> _To do_
The word "this" may appear in the records below. Report how many lines contain it, and write nothing besides the number.

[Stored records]
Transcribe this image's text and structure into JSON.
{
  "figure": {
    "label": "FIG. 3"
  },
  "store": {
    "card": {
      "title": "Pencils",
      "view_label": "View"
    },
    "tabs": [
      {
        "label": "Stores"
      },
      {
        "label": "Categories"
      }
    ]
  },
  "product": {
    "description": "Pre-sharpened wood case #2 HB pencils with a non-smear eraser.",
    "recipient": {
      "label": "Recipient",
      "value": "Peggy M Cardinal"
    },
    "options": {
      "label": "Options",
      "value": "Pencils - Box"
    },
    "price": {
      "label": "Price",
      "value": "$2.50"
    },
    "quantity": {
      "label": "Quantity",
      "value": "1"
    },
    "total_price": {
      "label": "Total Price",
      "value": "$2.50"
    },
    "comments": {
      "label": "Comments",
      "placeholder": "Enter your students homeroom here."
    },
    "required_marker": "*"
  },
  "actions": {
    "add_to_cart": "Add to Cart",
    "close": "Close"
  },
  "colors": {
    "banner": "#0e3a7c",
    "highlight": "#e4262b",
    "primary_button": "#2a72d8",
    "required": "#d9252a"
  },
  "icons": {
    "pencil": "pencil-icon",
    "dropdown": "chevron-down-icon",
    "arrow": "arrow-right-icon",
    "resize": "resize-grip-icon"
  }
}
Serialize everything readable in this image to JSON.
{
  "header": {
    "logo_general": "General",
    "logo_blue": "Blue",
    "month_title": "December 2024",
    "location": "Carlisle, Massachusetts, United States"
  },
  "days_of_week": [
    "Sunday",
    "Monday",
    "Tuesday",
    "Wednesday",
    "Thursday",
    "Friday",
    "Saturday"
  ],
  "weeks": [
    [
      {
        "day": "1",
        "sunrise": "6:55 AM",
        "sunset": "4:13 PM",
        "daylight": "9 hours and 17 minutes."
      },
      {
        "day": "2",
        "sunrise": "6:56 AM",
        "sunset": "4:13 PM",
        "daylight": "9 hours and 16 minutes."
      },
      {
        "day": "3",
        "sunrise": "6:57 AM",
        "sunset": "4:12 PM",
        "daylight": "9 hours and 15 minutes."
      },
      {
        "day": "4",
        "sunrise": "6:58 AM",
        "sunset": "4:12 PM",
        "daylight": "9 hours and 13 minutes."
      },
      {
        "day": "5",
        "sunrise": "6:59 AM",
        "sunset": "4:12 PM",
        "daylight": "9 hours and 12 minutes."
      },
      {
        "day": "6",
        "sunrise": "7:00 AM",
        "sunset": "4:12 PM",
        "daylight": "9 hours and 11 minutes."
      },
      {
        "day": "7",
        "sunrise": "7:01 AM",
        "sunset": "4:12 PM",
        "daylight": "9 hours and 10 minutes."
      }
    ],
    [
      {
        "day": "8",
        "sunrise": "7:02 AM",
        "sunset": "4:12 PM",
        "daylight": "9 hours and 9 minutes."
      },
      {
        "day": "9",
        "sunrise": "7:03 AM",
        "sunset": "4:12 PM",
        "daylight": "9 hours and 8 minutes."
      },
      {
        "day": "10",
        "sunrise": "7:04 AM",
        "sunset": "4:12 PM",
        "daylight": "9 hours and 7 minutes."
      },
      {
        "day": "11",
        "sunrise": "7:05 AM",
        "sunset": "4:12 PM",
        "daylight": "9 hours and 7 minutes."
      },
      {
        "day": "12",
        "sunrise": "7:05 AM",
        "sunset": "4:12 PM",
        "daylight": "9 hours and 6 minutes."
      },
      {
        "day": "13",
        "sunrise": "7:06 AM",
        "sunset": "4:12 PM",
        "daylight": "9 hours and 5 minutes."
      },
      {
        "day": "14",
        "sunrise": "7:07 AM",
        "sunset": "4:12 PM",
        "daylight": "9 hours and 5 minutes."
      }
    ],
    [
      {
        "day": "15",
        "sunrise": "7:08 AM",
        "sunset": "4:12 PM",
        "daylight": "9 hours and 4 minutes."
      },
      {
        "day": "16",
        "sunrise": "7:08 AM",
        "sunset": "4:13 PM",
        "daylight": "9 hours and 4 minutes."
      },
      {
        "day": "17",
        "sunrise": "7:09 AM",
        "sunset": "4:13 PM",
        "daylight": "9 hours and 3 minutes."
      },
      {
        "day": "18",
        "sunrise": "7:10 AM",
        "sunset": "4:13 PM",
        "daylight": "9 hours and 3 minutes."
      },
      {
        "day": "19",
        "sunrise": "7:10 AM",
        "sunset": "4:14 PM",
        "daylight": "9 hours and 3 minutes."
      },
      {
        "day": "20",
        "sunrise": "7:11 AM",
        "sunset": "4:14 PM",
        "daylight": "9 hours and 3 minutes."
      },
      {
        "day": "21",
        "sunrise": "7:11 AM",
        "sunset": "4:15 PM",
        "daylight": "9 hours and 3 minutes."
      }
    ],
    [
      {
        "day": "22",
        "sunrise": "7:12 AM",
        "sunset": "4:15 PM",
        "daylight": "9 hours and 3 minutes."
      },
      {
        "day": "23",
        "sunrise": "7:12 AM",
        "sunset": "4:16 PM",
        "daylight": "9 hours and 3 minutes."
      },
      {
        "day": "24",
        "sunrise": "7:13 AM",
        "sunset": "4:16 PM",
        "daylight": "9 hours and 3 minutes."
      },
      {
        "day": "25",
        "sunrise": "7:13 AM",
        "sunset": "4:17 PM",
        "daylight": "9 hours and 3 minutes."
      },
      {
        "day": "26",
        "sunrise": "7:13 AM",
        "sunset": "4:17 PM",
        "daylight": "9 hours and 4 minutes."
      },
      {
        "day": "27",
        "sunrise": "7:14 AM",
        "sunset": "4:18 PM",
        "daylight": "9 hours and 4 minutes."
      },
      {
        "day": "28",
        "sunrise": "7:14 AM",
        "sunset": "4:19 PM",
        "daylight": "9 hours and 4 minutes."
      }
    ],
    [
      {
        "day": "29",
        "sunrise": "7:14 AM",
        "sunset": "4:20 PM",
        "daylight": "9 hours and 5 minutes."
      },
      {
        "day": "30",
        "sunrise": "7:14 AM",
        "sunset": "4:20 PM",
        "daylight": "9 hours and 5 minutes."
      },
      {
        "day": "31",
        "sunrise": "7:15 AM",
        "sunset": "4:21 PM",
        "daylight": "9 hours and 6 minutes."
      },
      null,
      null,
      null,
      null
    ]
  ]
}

> _Your solution_
2